The individual market, where seven percent of the population purchases insurance, faces fluctuating prices and inconsistent insurance options due to insurers entering and exiting the market. This is especially problematic in some rural areas where the reduced competition is driving up costs for plan participants.
With nearly half of the population getting insurance coverage from employers (49 percent), the market for large employers tends to be more stable and offer better health insurance options at lower costs. So, how is the large group insurance market where employers purchase insurance more affordable than individual markets, where many REALTORS® purchase insurance?
- The economies of scale benefit employers, where the more employees participating, the more negotiating power the employer has to bargain with insurance companies for better coverage terms and lower premiums.
- Federal law imposes fewer regulations on large employer plans, which allows for more flexibility in plan design to reduce costs.
- As an employee benefit, some employers may subsidize employees' health coverage, which also keeps costs down.
- There are administrative savings, such as streamlining billing, which promotes efficiency and allows employers to devote resources for other uses without jeopardizing health insurance services.
Federal Regulatory Changes
The Department of Labor's 2018 final rule modifies the definition of "employer" to include "working owners," allowing self-employed individuals, including real estate professionals, to band together into AHPs, similar to a large employer plan under federal law.
Under the AHP rule, associations of self-employed individuals or small employers could:
- Form an AHP based on a shared industry (e.g., a national association of carpenters);
- Form an AHP based on a common geographic area (e.g., a greater metropolitan area chamber of commerce); or
- Form an AHP for the sole purpose of offering health insurance if are a shared industry or have a common geographic area.
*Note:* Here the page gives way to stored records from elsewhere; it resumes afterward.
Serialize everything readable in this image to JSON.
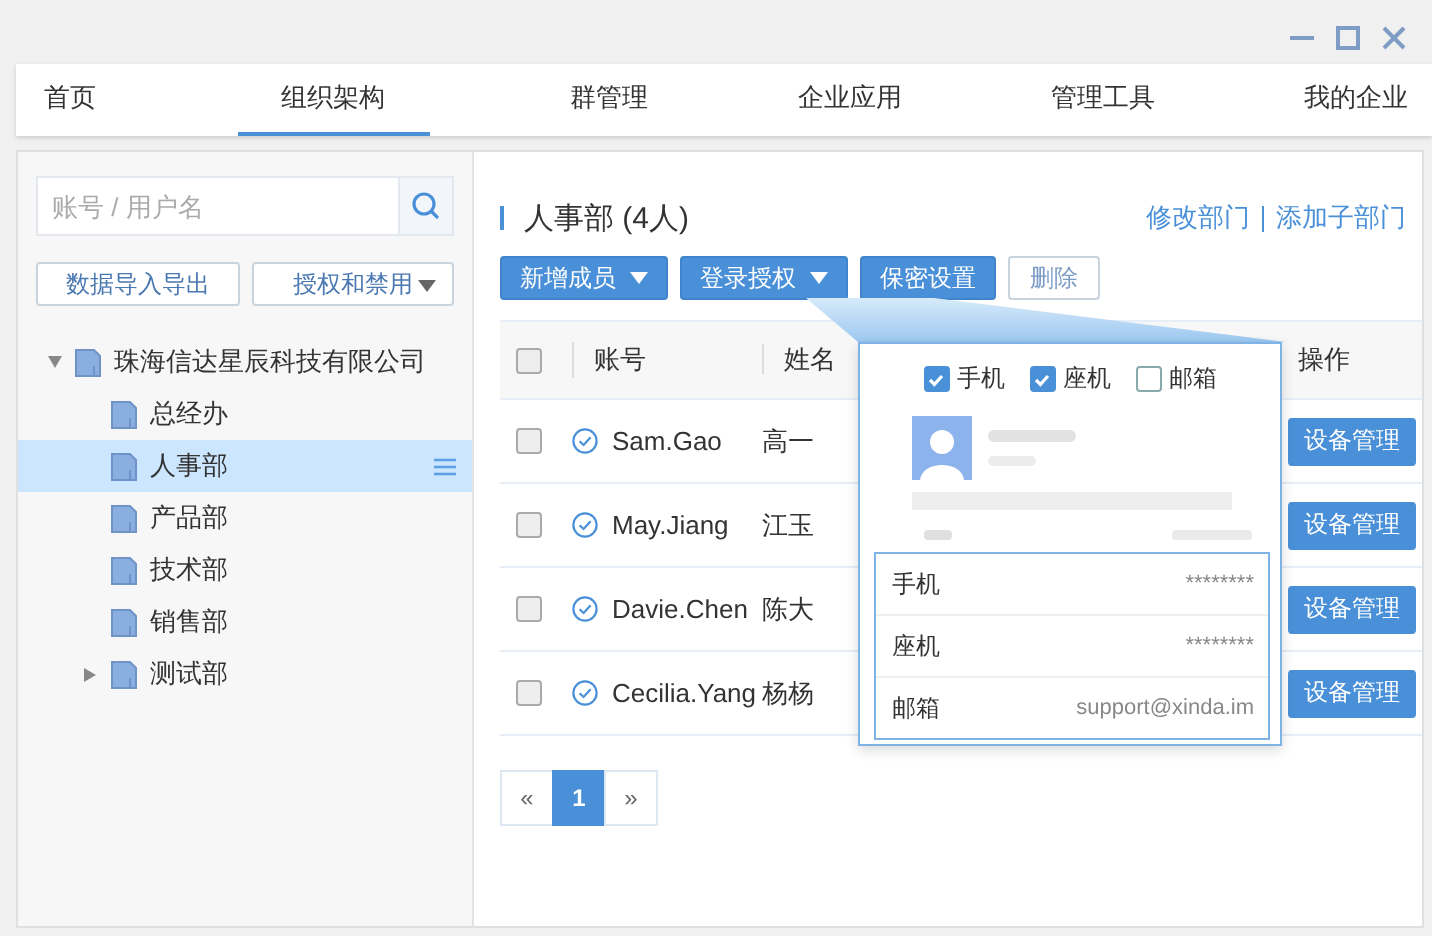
{
  "tabs": [
    {
      "label": "首页",
      "selected": false
    },
    {
      "label": "组织架构",
      "selected": true
    },
    {
      "label": "群管理",
      "selected": false
    },
    {
      "label": "企业应用",
      "selected": false
    },
    {
      "label": "管理工具",
      "selected": false
    },
    {
      "label": "我的企业",
      "selected": false
    }
  ],
  "sidebar": {
    "search": {
      "placeholder": "账号 / 用户名"
    },
    "buttons": [
      {
        "label": "数据导入导出",
        "kind": "plain"
      },
      {
        "label": "授权和禁用",
        "kind": "dropdown"
      }
    ],
    "tree": [
      {
        "label": "珠海信达星辰科技有限公司",
        "selected": false,
        "expanded": true,
        "children": [
          {
            "label": "总经办",
            "selected": false
          },
          {
            "label": "人事部",
            "selected": true
          },
          {
            "label": "产品部",
            "selected": false
          },
          {
            "label": "技术部",
            "selected": false
          },
          {
            "label": "销售部",
            "selected": false
          },
          {
            "label": "测试部",
            "selected": false,
            "expanded": false
          }
        ]
      }
    ]
  },
  "panel": {
    "title": "人事部 (4人)",
    "links": [
      "修改部门",
      "添加子部门"
    ],
    "toolbar": [
      {
        "label": "新增成员",
        "kind": "dropdown"
      },
      {
        "label": "登录授权",
        "kind": "dropdown"
      },
      {
        "label": "保密设置",
        "kind": "primary"
      },
      {
        "label": "删除",
        "kind": "outline"
      }
    ],
    "table": {
      "columns": [
        "账号",
        "姓名",
        "操作"
      ],
      "header_checked": false,
      "rows": [
        {
          "checked": false,
          "verified": true,
          "account": "Sam.Gao",
          "name": "高一",
          "action": "设备管理"
        },
        {
          "checked": false,
          "verified": true,
          "account": "May.Jiang",
          "name": "江玉",
          "action": "设备管理"
        },
        {
          "checked": false,
          "verified": true,
          "account": "Davie.Chen",
          "name": "陈大",
          "action": "设备管理"
        },
        {
          "checked": false,
          "verified": true,
          "account": "Cecilia.Yang",
          "name": "杨杨",
          "action": "设备管理"
        }
      ]
    },
    "pagination": {
      "prev": "«",
      "pages": [
        {
          "label": "1",
          "selected": true
        }
      ],
      "next": "»"
    }
  },
  "popover": {
    "options": [
      {
        "label": "手机",
        "checked": true
      },
      {
        "label": "座机",
        "checked": true
      },
      {
        "label": "邮箱",
        "checked": false
      }
    ],
    "fields": [
      {
        "label": "手机",
        "value": "********"
      },
      {
        "label": "座机",
        "value": "********"
      },
      {
        "label": "邮箱",
        "value": "support@xinda.im"
      }
    ]
  }
}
The rule also includes important consumer protections by prohibiting discrimination based on health status. Insurance rates may be based on factors including geography and part-time versus full time employment, so long as the association does not use "health status" of the member to determine eligibility, premiums, or benefits.
While AHPs may provide more options for many NAR members, some AHPs may not be as competitive or comprehensive as what is already available in the individual market or small group market. Regardless, NAR maintains support for AHPs as a means to increase competition in the health insurance markets and provide members with more coverage options that may better fit their health care needs.
Unfortunately, shortly after the rule was finalized, twelve attorney generals (AGs) filed suit against DOL challenging the rule, including the eligibility for “working owners” (self-employed individuals). The state AG’s include New York, Massachusetts, California, Delaware, Kentucky, Maryland, New Jersey, Oregon, Pennsylvania, Virginia and Washington, plus D.C. The AGs claim that by allowing working owners to be eligible to join an AHP, the rule skirts the Affordable Care Act’s individual market protections, placing these consumers and others health and financial security at risk.
In March, the U.S. District Court for the District of Columbia held in favor of the AGs and struck down parts of the AHP rule, including specific provisions regarding eligibility for working owners. The Department of Justice filed an appeal in the case and NAR filed an amicus brief defending the rule. Oral arguments in the case were heard in November and a decision is expected in early 2020.